Photonic Curing is the high-temperature thermal processing of a thin film using pulsed light from a flashlamp. When this transient processing is done on a low-temperature substrate such as plastic, paper or glass it is possible to attain a significantly higher temperature than the substrate can ordinarily withstand under an equilibrium heating source such as an oven.
Simulate the photonic curing process using the included SimPulse® photonic curing simulation, users can very quickly model the range of resulting thermal profiles from any exposure condition. Learn more about SimPulse.

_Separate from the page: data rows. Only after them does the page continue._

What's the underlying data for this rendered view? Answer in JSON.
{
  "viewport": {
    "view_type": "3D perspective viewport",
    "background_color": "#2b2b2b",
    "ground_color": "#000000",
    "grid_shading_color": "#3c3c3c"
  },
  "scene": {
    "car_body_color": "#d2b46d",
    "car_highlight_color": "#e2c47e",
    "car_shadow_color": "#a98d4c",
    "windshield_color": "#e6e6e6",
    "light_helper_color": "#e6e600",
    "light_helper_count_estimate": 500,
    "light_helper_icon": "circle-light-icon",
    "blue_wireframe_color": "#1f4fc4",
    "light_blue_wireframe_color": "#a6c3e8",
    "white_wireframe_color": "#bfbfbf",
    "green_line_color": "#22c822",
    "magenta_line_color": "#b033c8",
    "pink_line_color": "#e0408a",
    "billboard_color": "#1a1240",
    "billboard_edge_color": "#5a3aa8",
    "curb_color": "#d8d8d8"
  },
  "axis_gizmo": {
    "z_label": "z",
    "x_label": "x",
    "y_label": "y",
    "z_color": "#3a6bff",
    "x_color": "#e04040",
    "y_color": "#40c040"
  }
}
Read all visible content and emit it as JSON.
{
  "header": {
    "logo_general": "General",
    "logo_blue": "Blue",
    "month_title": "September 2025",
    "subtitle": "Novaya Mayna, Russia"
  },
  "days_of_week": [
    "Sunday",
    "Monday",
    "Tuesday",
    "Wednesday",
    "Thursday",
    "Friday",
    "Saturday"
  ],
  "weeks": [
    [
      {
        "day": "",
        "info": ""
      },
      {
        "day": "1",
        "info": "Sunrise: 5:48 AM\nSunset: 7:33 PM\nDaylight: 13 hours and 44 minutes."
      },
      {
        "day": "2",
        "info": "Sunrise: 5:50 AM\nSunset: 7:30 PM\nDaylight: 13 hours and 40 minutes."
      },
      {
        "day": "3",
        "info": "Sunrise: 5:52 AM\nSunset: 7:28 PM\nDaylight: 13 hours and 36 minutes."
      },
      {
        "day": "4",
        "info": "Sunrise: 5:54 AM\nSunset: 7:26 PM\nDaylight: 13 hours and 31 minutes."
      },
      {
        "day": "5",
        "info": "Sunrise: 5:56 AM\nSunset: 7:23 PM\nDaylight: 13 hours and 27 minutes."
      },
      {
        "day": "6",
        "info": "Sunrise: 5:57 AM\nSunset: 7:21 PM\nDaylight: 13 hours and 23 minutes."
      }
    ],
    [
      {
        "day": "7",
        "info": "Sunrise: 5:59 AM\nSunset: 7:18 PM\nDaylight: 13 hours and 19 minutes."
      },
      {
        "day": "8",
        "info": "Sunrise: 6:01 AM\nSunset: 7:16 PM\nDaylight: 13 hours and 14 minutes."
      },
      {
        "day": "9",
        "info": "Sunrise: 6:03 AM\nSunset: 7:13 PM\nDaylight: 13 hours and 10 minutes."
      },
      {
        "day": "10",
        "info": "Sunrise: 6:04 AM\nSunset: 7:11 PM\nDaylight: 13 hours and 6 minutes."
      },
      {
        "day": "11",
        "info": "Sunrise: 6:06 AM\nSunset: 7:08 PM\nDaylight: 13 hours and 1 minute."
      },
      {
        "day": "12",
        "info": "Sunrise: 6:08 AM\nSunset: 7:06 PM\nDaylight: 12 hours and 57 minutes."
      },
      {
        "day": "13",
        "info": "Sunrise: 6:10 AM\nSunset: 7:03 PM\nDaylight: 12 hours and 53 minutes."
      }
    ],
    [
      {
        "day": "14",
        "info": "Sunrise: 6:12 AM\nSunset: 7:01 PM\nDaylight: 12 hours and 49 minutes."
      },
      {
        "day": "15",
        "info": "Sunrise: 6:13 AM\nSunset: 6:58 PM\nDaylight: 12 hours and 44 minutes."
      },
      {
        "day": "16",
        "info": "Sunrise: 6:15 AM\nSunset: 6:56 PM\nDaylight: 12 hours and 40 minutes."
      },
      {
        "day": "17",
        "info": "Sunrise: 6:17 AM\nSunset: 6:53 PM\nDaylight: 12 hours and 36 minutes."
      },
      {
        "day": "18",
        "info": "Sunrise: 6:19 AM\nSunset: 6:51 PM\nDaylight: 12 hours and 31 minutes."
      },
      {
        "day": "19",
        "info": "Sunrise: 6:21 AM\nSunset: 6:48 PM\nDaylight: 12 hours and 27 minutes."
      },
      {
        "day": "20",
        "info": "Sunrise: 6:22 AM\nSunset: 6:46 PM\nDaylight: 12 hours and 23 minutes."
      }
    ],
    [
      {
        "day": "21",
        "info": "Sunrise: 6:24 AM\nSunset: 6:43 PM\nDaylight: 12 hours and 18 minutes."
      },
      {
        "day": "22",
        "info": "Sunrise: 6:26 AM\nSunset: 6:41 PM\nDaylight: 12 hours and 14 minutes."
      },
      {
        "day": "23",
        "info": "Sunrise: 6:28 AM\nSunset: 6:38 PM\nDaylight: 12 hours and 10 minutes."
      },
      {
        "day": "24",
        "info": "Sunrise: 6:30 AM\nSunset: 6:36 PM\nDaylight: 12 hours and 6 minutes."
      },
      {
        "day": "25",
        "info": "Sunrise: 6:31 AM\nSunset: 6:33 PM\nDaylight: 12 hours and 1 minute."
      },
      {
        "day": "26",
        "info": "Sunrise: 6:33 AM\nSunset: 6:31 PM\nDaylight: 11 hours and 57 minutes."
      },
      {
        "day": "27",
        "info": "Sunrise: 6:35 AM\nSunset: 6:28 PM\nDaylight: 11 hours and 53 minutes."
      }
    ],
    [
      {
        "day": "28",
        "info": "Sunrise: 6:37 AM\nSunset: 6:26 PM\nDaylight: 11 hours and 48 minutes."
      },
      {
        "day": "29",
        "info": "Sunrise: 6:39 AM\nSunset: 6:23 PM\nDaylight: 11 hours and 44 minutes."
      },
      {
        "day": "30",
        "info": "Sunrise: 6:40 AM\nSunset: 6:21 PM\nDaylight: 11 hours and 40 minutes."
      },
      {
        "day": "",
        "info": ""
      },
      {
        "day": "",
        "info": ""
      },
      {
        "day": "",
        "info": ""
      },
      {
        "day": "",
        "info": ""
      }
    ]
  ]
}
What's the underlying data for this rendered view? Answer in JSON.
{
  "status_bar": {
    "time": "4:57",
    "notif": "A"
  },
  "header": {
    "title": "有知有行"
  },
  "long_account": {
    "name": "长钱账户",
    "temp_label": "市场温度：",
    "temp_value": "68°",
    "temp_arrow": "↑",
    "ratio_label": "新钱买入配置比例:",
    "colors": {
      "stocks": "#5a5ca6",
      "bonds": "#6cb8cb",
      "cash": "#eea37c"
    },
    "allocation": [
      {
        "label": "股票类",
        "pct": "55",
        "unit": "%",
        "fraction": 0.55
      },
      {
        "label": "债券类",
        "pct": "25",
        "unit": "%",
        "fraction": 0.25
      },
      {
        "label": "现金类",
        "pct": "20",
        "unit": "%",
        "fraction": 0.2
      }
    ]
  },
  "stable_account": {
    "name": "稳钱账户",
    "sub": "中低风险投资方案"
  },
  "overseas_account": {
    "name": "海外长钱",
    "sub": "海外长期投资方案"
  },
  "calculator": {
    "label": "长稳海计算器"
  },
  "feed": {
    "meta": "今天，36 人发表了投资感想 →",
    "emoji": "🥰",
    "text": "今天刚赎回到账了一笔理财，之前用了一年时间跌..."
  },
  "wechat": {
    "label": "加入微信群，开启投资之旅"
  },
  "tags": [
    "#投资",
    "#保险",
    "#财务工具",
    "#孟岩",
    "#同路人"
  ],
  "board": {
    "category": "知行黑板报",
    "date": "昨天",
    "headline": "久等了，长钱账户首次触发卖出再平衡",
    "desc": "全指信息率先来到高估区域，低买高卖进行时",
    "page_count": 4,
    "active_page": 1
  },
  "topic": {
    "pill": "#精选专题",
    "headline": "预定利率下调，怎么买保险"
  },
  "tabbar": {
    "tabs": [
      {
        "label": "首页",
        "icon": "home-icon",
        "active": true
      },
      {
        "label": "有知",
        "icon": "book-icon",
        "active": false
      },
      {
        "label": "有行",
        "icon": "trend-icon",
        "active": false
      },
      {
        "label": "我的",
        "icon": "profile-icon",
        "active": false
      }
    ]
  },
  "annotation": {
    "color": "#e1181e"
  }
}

Adjust All Production Parameters. To control the state-of-the-art PulseForge 1300, our engineers created a state-of-the-art interface that allows users to manage and monitor all aspects of operation. Key sections include power controls with emergency stop indicator, pulse parameters, operating mode parameters, pulse profile graphic, system messages, photodiode display, and various system status and position indicators. Using the pulse settings for example enables the user to set pulse durations as short as 25 microseconds with increments as low as 1 microsecond, and pulse gaps as low as 20 microseconds with increments of 1 microsecond.
For R&D, it is not just the results that matter, but also how to get there and what is happening to the materials along the way. That’s why the PulseForge 1300 is designed and built with flexible data ports and integrated data processing for optional instrumentation accessories. The data ports provide the user the flexibility to utilize their own custom instrumentation. As a standard accessory, a bolometer for measuring the exposure energy is provided.
With the data collected from SimPulse and from the PulseForge 1300 processing, users can easily adjust the process conditions, or revise the details of their target materials: virtually or in reality.
Headquartered in Austin, TX, NovaCentrix offers industry leading photonic curing tools, conductive inks, material and expertise enabling development and production of next generation printed electronic devices.